→ INFORMATION GIVEN
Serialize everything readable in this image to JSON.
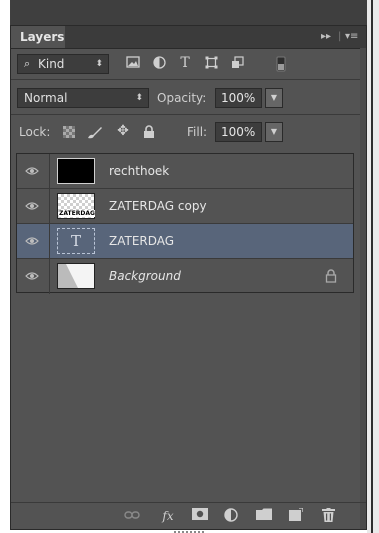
{
  "panel": {
    "tab_label": "Layers",
    "tab_controls": [
      "▸▸",
      "|",
      "▾≡"
    ]
  },
  "filter": {
    "kind_label": "Kind",
    "kind_arrows": "⬍",
    "icons": [
      "image-filter-icon",
      "adjustment-filter-icon",
      "type-filter-icon",
      "shape-filter-icon",
      "smart-object-filter-icon",
      "filter-toggle-icon"
    ]
  },
  "blend": {
    "mode": "Normal",
    "opacity_label": "Opacity:",
    "opacity_value": "100%"
  },
  "lock": {
    "lock_label": "Lock:",
    "fill_label": "Fill:",
    "fill_value": "100%"
  },
  "layers": [
    {
      "name": "rechthoek",
      "thumb": "black",
      "visible": true,
      "selected": false,
      "locked": false
    },
    {
      "name": "ZATERDAG copy",
      "thumb": "checker",
      "visible": true,
      "selected": false,
      "locked": false,
      "thumb_text": "ZATERDAG"
    },
    {
      "name": "ZATERDAG",
      "thumb": "type",
      "visible": true,
      "selected": true,
      "locked": false,
      "thumb_glyph": "T"
    },
    {
      "name": "Background",
      "thumb": "bg",
      "visible": true,
      "selected": false,
      "locked": true
    }
  ],
  "footer": {
    "buttons": [
      "link-layers-icon",
      "fx-icon",
      "add-mask-icon",
      "new-adjustment-icon",
      "new-group-icon",
      "new-layer-icon",
      "delete-layer-icon"
    ],
    "fx_label": "fx"
  }
}
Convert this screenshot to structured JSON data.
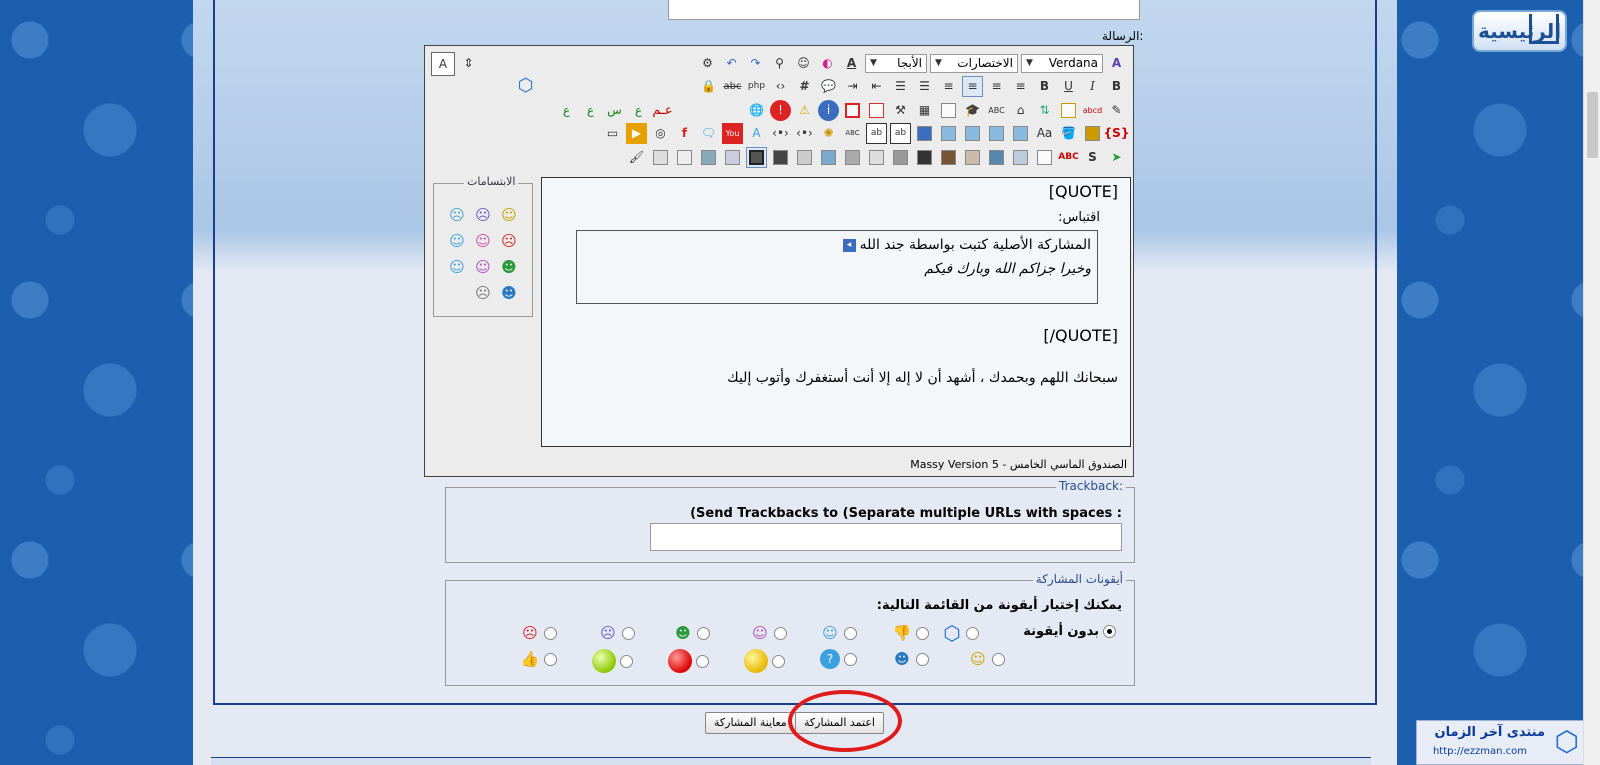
{
  "header": {
    "home_label": "الرئيسية"
  },
  "form": {
    "message_label": "الرسالة:"
  },
  "editor": {
    "font_name": "Verdana",
    "shortcuts_label": "الاختصارات",
    "abjad_label": "الأبجا",
    "smilies_title": "الابتسامات",
    "footer": "الصندوق الماسي الخامس - Massy Version 5",
    "content": {
      "quote_open": "[QUOTE]",
      "quote_label": "اقتباس:",
      "quote_origin": "المشاركة الأصلية كتبت بواسطة جند الله",
      "quote_text": "وخيرا جزاكم الله وبارك فيكم",
      "quote_close": "[/QUOTE]",
      "body": "سبحانك اللهم وبحمدك ، أشهد أن لا إله إلا أنت أستغفرك وأتوب إليك"
    }
  },
  "trackback": {
    "legend": "Trackback:",
    "label": "(Send Trackbacks to (Separate multiple URLs with spaces :",
    "value": ""
  },
  "post_icons": {
    "legend": "أيقونات المشاركة",
    "instruction": "يمكنك إختيار أيقونة من القائمة التالية:",
    "none_label": "بدون أيقونة"
  },
  "buttons": {
    "submit": "اعتمد المشاركة",
    "preview": "معاينة المشاركة"
  },
  "footer_logo": {
    "name": "منتدى آخر الزمان",
    "url": "http://ezzman.com"
  },
  "colors": {
    "accent": "#1a3e8a",
    "highlight_circle": "#e01b1b"
  }
}
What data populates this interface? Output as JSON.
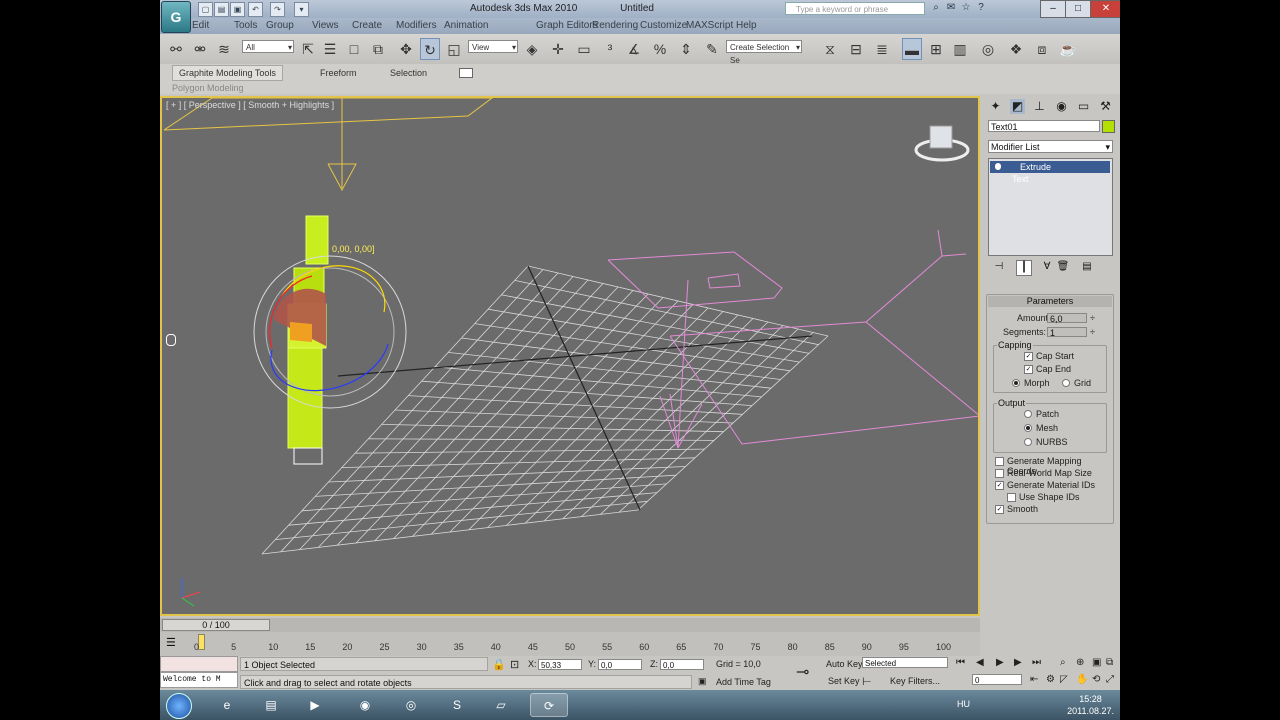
{
  "window": {
    "app_title": "Autodesk 3ds Max 2010",
    "doc_title": "Untitled",
    "search_placeholder": "Type a keyword or phrase",
    "logo_text": "G"
  },
  "menu": [
    "Edit",
    "Tools",
    "Group",
    "Views",
    "Create",
    "Modifiers",
    "Animation",
    "Graph Editors",
    "Rendering",
    "Customize",
    "MAXScript",
    "Help"
  ],
  "toolbar": {
    "selection_filter": "All",
    "ref_coord": "View",
    "named_selection": "Create Selection Se"
  },
  "ribbon": {
    "tabs": [
      "Graphite Modeling Tools",
      "Freeform",
      "Selection"
    ],
    "sub_label": "Polygon Modeling"
  },
  "viewport": {
    "label": "[ + ] [ Perspective ] [ Smooth + Highlights ]",
    "coord_tip": "0,00, 0,00]"
  },
  "command_panel": {
    "object_name": "Text01",
    "modifier_list": "Modifier List",
    "stack": [
      "Extrude",
      "Text"
    ],
    "parameters": {
      "title": "Parameters",
      "amount_label": "Amount:",
      "amount_value": "6,0",
      "segments_label": "Segments:",
      "segments_value": "1",
      "capping_title": "Capping",
      "cap_start": "Cap Start",
      "cap_end": "Cap End",
      "morph": "Morph",
      "grid": "Grid",
      "output_title": "Output",
      "patch": "Patch",
      "mesh": "Mesh",
      "nurbs": "NURBS",
      "gen_mapping": "Generate Mapping Coords.",
      "real_world": "Real-World Map Size",
      "gen_material": "Generate Material IDs",
      "use_shape": "Use Shape IDs",
      "smooth": "Smooth"
    }
  },
  "timeline": {
    "slider": "0 / 100",
    "ticks": [
      "0",
      "5",
      "10",
      "15",
      "20",
      "25",
      "30",
      "35",
      "40",
      "45",
      "50",
      "55",
      "60",
      "65",
      "70",
      "75",
      "80",
      "85",
      "90",
      "95",
      "100"
    ]
  },
  "status": {
    "listener": "Welcome to M",
    "selected": "1 Object Selected",
    "prompt": "Click and drag to select and rotate objects",
    "x_label": "X:",
    "x_value": "50,33",
    "y_label": "Y:",
    "y_value": "0,0",
    "z_label": "Z:",
    "z_value": "0,0",
    "grid": "Grid = 10,0",
    "add_time_tag": "Add Time Tag",
    "auto_key": "Auto Key",
    "auto_key_mode": "Selected",
    "set_key": "Set Key",
    "key_filters": "Key Filters...",
    "frame": "0"
  },
  "taskbar": {
    "lang": "HU",
    "time": "15:28",
    "date": "2011.08.27."
  }
}
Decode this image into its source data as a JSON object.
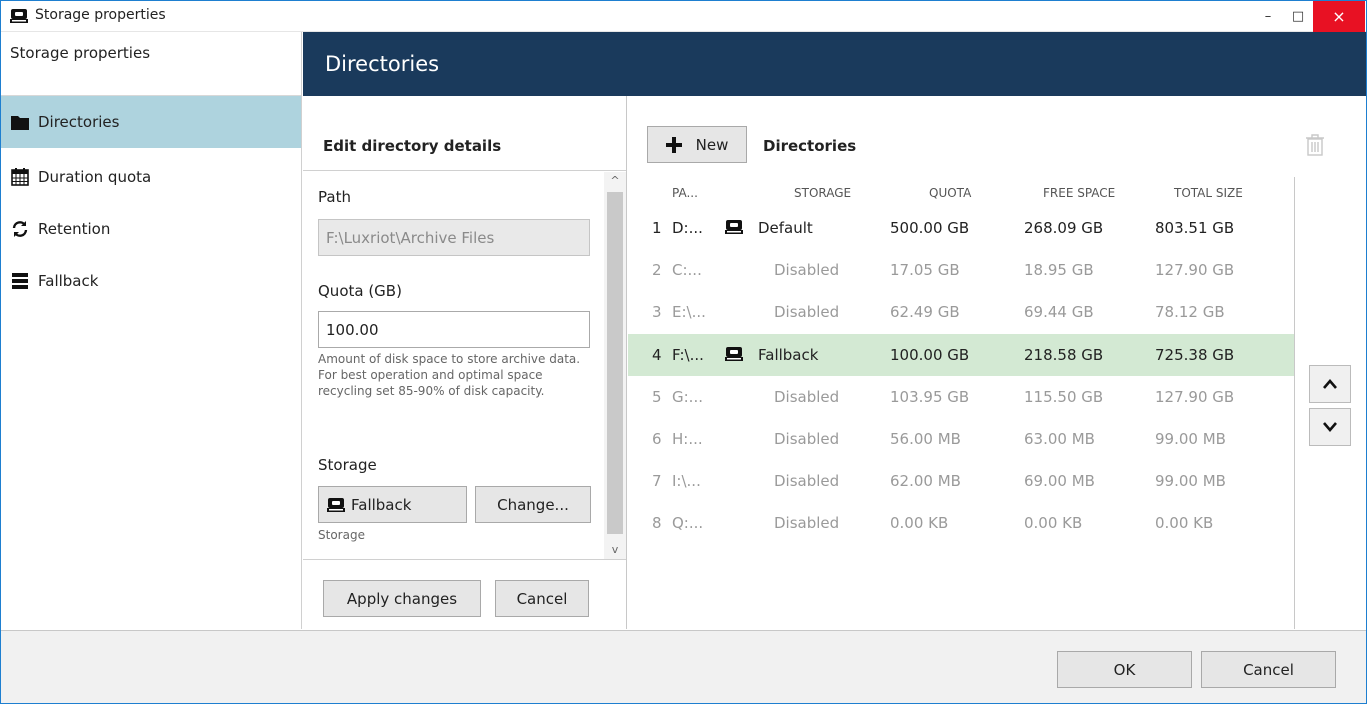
{
  "window": {
    "title": "Storage properties",
    "controls": {
      "minimize": "–",
      "maximize": "□",
      "close": "×"
    }
  },
  "sidebar": {
    "header": "Storage properties",
    "items": [
      {
        "label": "Directories",
        "icon": "folder-icon",
        "active": true
      },
      {
        "label": "Duration quota",
        "icon": "calendar-icon",
        "active": false
      },
      {
        "label": "Retention",
        "icon": "refresh-icon",
        "active": false
      },
      {
        "label": "Fallback",
        "icon": "server-icon",
        "active": false
      }
    ]
  },
  "header": {
    "title": "Directories"
  },
  "edit": {
    "heading": "Edit directory details",
    "path_label": "Path",
    "path_value": "F:\\Luxriot\\Archive Files",
    "quota_label": "Quota (GB)",
    "quota_value": "100.00",
    "quota_hint": "Amount of disk space to store archive data. For best operation and optimal space recycling set 85-90% of disk capacity.",
    "storage_label": "Storage",
    "storage_value": "Fallback",
    "change_button": "Change...",
    "storage_hint": "Storage",
    "apply_button": "Apply changes",
    "cancel_button": "Cancel"
  },
  "directories": {
    "new_button": "New",
    "title": "Directories",
    "columns": [
      "PA...",
      "STORAGE",
      "QUOTA",
      "FREE SPACE",
      "TOTAL SIZE"
    ],
    "rows": [
      {
        "num": "1",
        "path": "D:...",
        "storage": "Default",
        "quota": "500.00 GB",
        "free": "268.09 GB",
        "total": "803.51 GB",
        "has_icon": true
      },
      {
        "num": "2",
        "path": "C:...",
        "storage": "Disabled",
        "quota": "17.05 GB",
        "free": "18.95 GB",
        "total": "127.90 GB",
        "has_icon": false
      },
      {
        "num": "3",
        "path": "E:\\...",
        "storage": "Disabled",
        "quota": "62.49 GB",
        "free": "69.44 GB",
        "total": "78.12 GB",
        "has_icon": false
      },
      {
        "num": "4",
        "path": "F:\\...",
        "storage": "Fallback",
        "quota": "100.00 GB",
        "free": "218.58 GB",
        "total": "725.38 GB",
        "has_icon": true
      },
      {
        "num": "5",
        "path": "G:...",
        "storage": "Disabled",
        "quota": "103.95 GB",
        "free": "115.50 GB",
        "total": "127.90 GB",
        "has_icon": false
      },
      {
        "num": "6",
        "path": "H:...",
        "storage": "Disabled",
        "quota": "56.00 MB",
        "free": "63.00 MB",
        "total": "99.00 MB",
        "has_icon": false
      },
      {
        "num": "7",
        "path": "I:\\...",
        "storage": "Disabled",
        "quota": "62.00 MB",
        "free": "69.00 MB",
        "total": "99.00 MB",
        "has_icon": false
      },
      {
        "num": "8",
        "path": "Q:...",
        "storage": "Disabled",
        "quota": "0.00 KB",
        "free": "0.00 KB",
        "total": "0.00 KB",
        "has_icon": false
      }
    ]
  },
  "footer": {
    "ok_button": "OK",
    "cancel_button": "Cancel"
  },
  "colors": {
    "header_band": "#1a3a5c",
    "nav_active": "#aed3de",
    "row_selected": "#d3e9d3",
    "close_button": "#e81123"
  }
}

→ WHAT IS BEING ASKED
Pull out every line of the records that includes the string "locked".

→ ANSWER SECTION
      "locked": false
      "locked": false,
      "locked": false,
      "locked": true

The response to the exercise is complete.